Stored data
= = = = =
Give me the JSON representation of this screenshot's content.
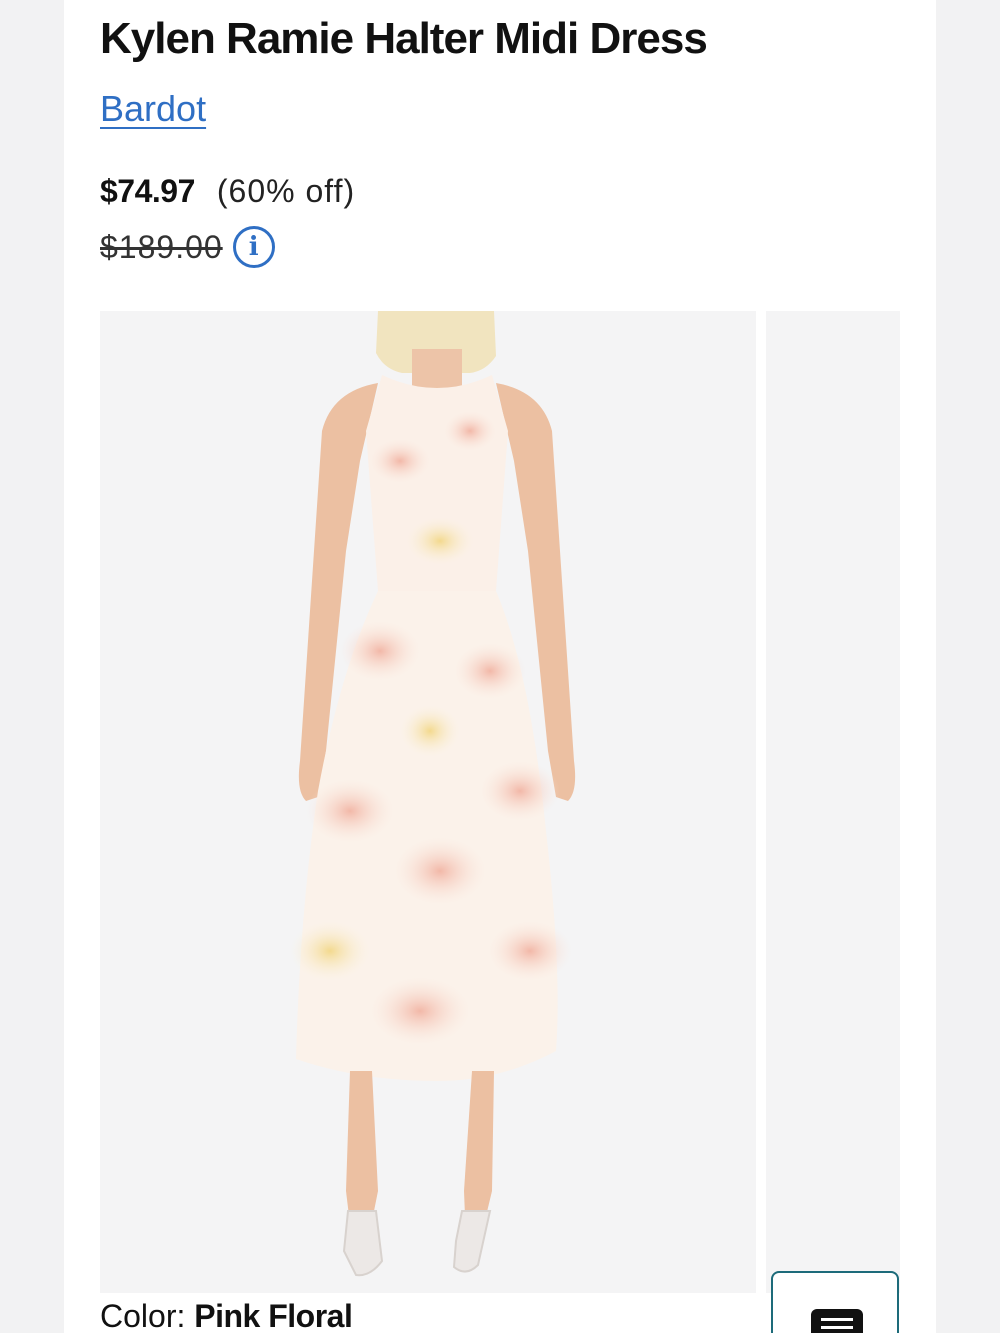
{
  "product": {
    "title": "Kylen Ramie Halter Midi Dress",
    "brand": "Bardot",
    "price_current": "$74.97",
    "discount": "(60% off)",
    "price_original": "$189.00",
    "color_label": "Color:",
    "color_value": "Pink Floral"
  },
  "colors": {
    "link": "#2f6fc4",
    "background": "#f2f2f3",
    "gallery_bg": "#f4f4f5",
    "button_border": "#1d6b7a"
  },
  "icons": {
    "info": "info-circle-icon",
    "size_chart": "size-chart-icon"
  }
}
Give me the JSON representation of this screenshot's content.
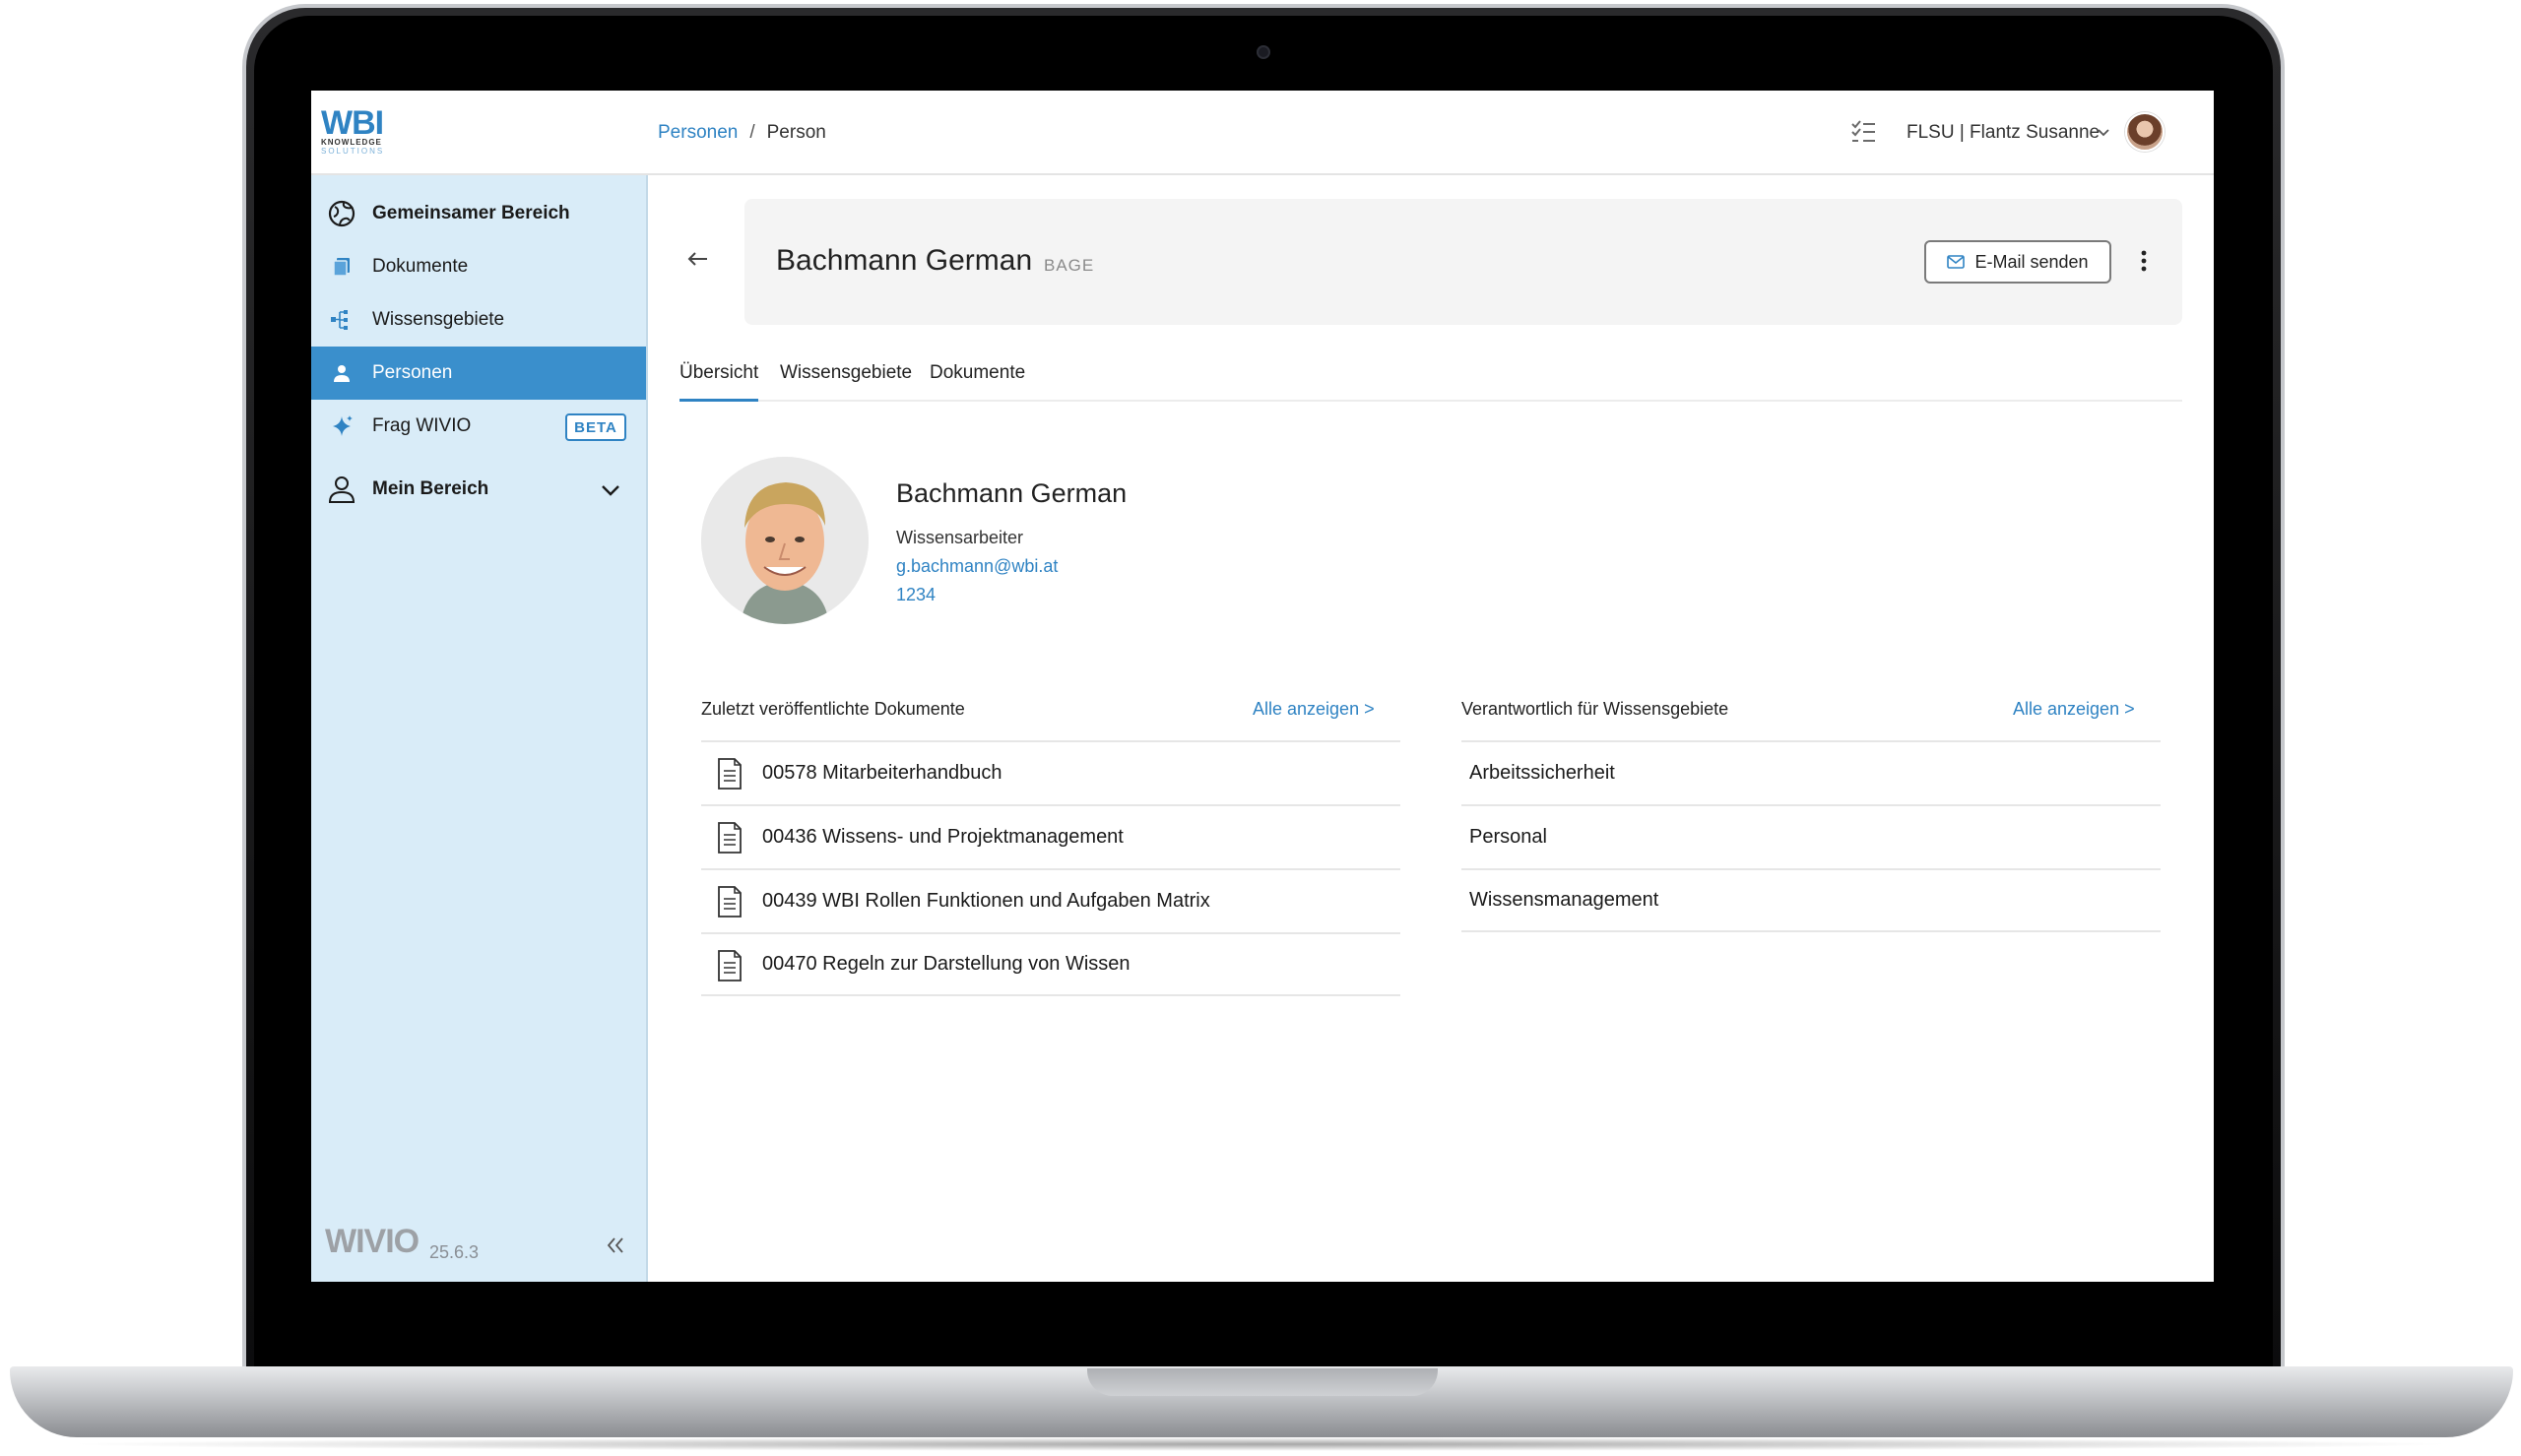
{
  "topbar": {
    "logo_main": "WBI",
    "logo_sub1": "KNOWLEDGE",
    "logo_sub2": "SOLUTIONS",
    "breadcrumb": [
      {
        "label": "Personen"
      },
      {
        "label": "Person"
      }
    ],
    "breadcrumb_separator": "/",
    "user_label": "FLSU | Flantz Susanne"
  },
  "sidebar": {
    "group_shared": "Gemeinsamer Bereich",
    "items": [
      {
        "label": "Dokumente",
        "icon": "documents-icon"
      },
      {
        "label": "Wissensgebiete",
        "icon": "knowledge-tree-icon"
      },
      {
        "label": "Personen",
        "icon": "person-icon",
        "active": true
      },
      {
        "label": "Frag WIVIO",
        "icon": "sparkle-icon",
        "badge": "BETA"
      }
    ],
    "group_personal": "Mein Bereich",
    "brand": "WIVIO",
    "version": "25.6.3"
  },
  "header": {
    "title": "Bachmann German",
    "code": "BAGE",
    "email_button": "E-Mail senden"
  },
  "tabs": [
    {
      "label": "Übersicht",
      "active": true
    },
    {
      "label": "Wissensgebiete"
    },
    {
      "label": "Dokumente"
    }
  ],
  "profile": {
    "name": "Bachmann German",
    "role": "Wissensarbeiter",
    "email": "g.bachmann@wbi.at",
    "phone": "1234"
  },
  "documents_section": {
    "heading": "Zuletzt veröffentlichte Dokumente",
    "link": "Alle anzeigen >",
    "items": [
      {
        "label": "00578  Mitarbeiterhandbuch"
      },
      {
        "label": "00436  Wissens- und Projektmanagement"
      },
      {
        "label": "00439  WBI Rollen Funktionen und Aufgaben Matrix"
      },
      {
        "label": "00470  Regeln zur Darstellung von Wissen"
      }
    ]
  },
  "knowledge_section": {
    "heading": "Verantwortlich für Wissensgebiete",
    "link": "Alle anzeigen >",
    "items": [
      {
        "label": "Arbeitssicherheit"
      },
      {
        "label": "Personal"
      },
      {
        "label": "Wissensmanagement"
      }
    ]
  },
  "colors": {
    "accent": "#2f83c3",
    "sidebar_bg": "#d9ecf8",
    "sidebar_active": "#3a8fcc",
    "header_card": "#f4f4f4"
  }
}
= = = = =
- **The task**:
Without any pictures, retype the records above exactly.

- **Result of this exercise**:
Give me the JSON representation of this screenshot's content.
{
  "product": {
    "title": "Kylen Ramie Halter Midi Dress",
    "brand": "Bardot",
    "price_current": "$74.97",
    "discount": "(60% off)",
    "price_original": "$189.00",
    "color_label": "Color:",
    "color_value": "Pink Floral"
  },
  "colors": {
    "link": "#2f6fc4",
    "background": "#f2f2f3",
    "gallery_bg": "#f4f4f5",
    "button_border": "#1d6b7a"
  },
  "icons": {
    "info": "info-circle-icon",
    "size_chart": "size-chart-icon"
  }
}
Give me the JSON representation of this screenshot's content.
{
  "topbar": {
    "logo_main": "WBI",
    "logo_sub1": "KNOWLEDGE",
    "logo_sub2": "SOLUTIONS",
    "breadcrumb": [
      {
        "label": "Personen"
      },
      {
        "label": "Person"
      }
    ],
    "breadcrumb_separator": "/",
    "user_label": "FLSU | Flantz Susanne"
  },
  "sidebar": {
    "group_shared": "Gemeinsamer Bereich",
    "items": [
      {
        "label": "Dokumente",
        "icon": "documents-icon"
      },
      {
        "label": "Wissensgebiete",
        "icon": "knowledge-tree-icon"
      },
      {
        "label": "Personen",
        "icon": "person-icon",
        "active": true
      },
      {
        "label": "Frag WIVIO",
        "icon": "sparkle-icon",
        "badge": "BETA"
      }
    ],
    "group_personal": "Mein Bereich",
    "brand": "WIVIO",
    "version": "25.6.3"
  },
  "header": {
    "title": "Bachmann German",
    "code": "BAGE",
    "email_button": "E-Mail senden"
  },
  "tabs": [
    {
      "label": "Übersicht",
      "active": true
    },
    {
      "label": "Wissensgebiete"
    },
    {
      "label": "Dokumente"
    }
  ],
  "profile": {
    "name": "Bachmann German",
    "role": "Wissensarbeiter",
    "email": "g.bachmann@wbi.at",
    "phone": "1234"
  },
  "documents_section": {
    "heading": "Zuletzt veröffentlichte Dokumente",
    "link": "Alle anzeigen >",
    "items": [
      {
        "label": "00578  Mitarbeiterhandbuch"
      },
      {
        "label": "00436  Wissens- und Projektmanagement"
      },
      {
        "label": "00439  WBI Rollen Funktionen und Aufgaben Matrix"
      },
      {
        "label": "00470  Regeln zur Darstellung von Wissen"
      }
    ]
  },
  "knowledge_section": {
    "heading": "Verantwortlich für Wissensgebiete",
    "link": "Alle anzeigen >",
    "items": [
      {
        "label": "Arbeitssicherheit"
      },
      {
        "label": "Personal"
      },
      {
        "label": "Wissensmanagement"
      }
    ]
  },
  "colors": {
    "accent": "#2f83c3",
    "sidebar_bg": "#d9ecf8",
    "sidebar_active": "#3a8fcc",
    "header_card": "#f4f4f4"
  }
}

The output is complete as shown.